Although I may not have been entirely happy with my pastry, I have to say that the filling was cooked as it should have been. The recipe says ‘Pour the filling slowly and carefully into the tart case. Push the tart further into the oven , close the door, say a little prayer and bake for 30 to 40 minutes or until it just starts to set in the centre but still wobbles like a jelly’. Although I didn’t say a prayer, I did continue to watch the tart closely through the oven door (as the do on Great British Bake Off). I checked the tart after 30 minutes, again after 35 minutes and then finally lost my nerve and removed the tart from the oven after about 37.5 minutes. The result was a well cooked filling with the required wobble. The only thing that I would do differently next time (if there is a next time) is skim the lemon filling mixture more before pouring it into the tart case. My cooked tart had a few small, burst bubbles on the surface, which shouldn’t have been there. The perfect lemon tart has a smooth, glass-like surface. Thank goodness the recipe suggested finishing the tart with light sprinkling of icing sugar, which hid most of my multitude of tiny bubble ‘sins’.
After allowing the tart to cool to room temperature, my husband and I tucked into a small slice. My husband was ecstatic, whereas I felt that it was a little too sweet and rich for my taste (9 eggs, 390g sugar, 275ml of double cream and the juice and zest of 5 lemons will no doubt do that). Despite my opinion, my husband says it has just the right balance of sweet and tart.
After my husband squirreled away another piece of the tart to eat tomorrow, I took the rest of the tart up the road to our resident photographer so that he can try to works his magic on my bake and turn it into a piece of art in the form of a photograph. Given that my tart cracked slightly en route and the light sprinkling of icing sugar had dissipated somewhat from the surface of my tart by the time I delivered it to him, who knows whether he will be able to turn what may have become a sow’s ear into a silk purse.

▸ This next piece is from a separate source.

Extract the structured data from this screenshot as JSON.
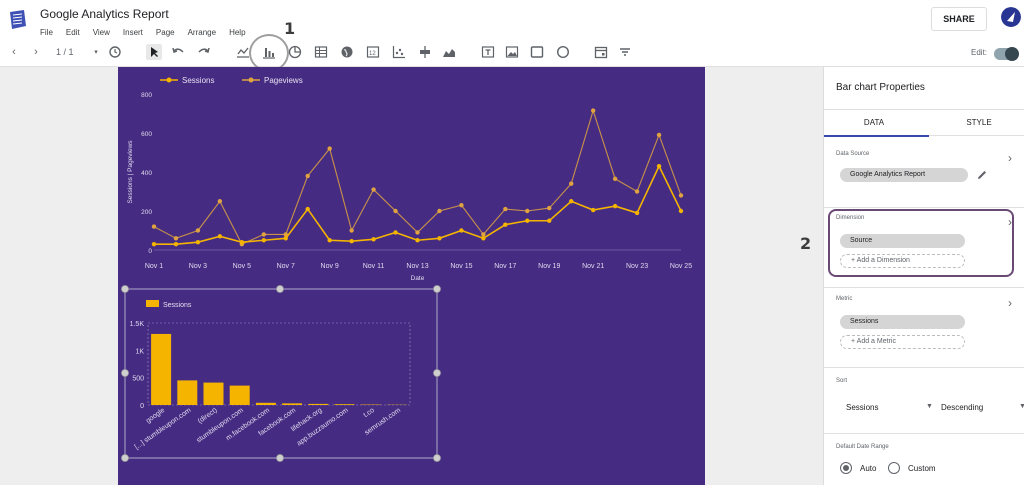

Thank goodness I took a photo of my bake earlier, before my walk in the dark partly-destroyed the aesthetics of my bake. Oh yes, and I should have used a warm knife to cut the tart so that I would have got a neater edge – what would my Chef Tutor say about my over-sight? And with all this, Week 1, my 1st bake and the first of my 52 challenges is complete. As in cookery school, I am sure there will be trials, tribulations and triumphs along the way.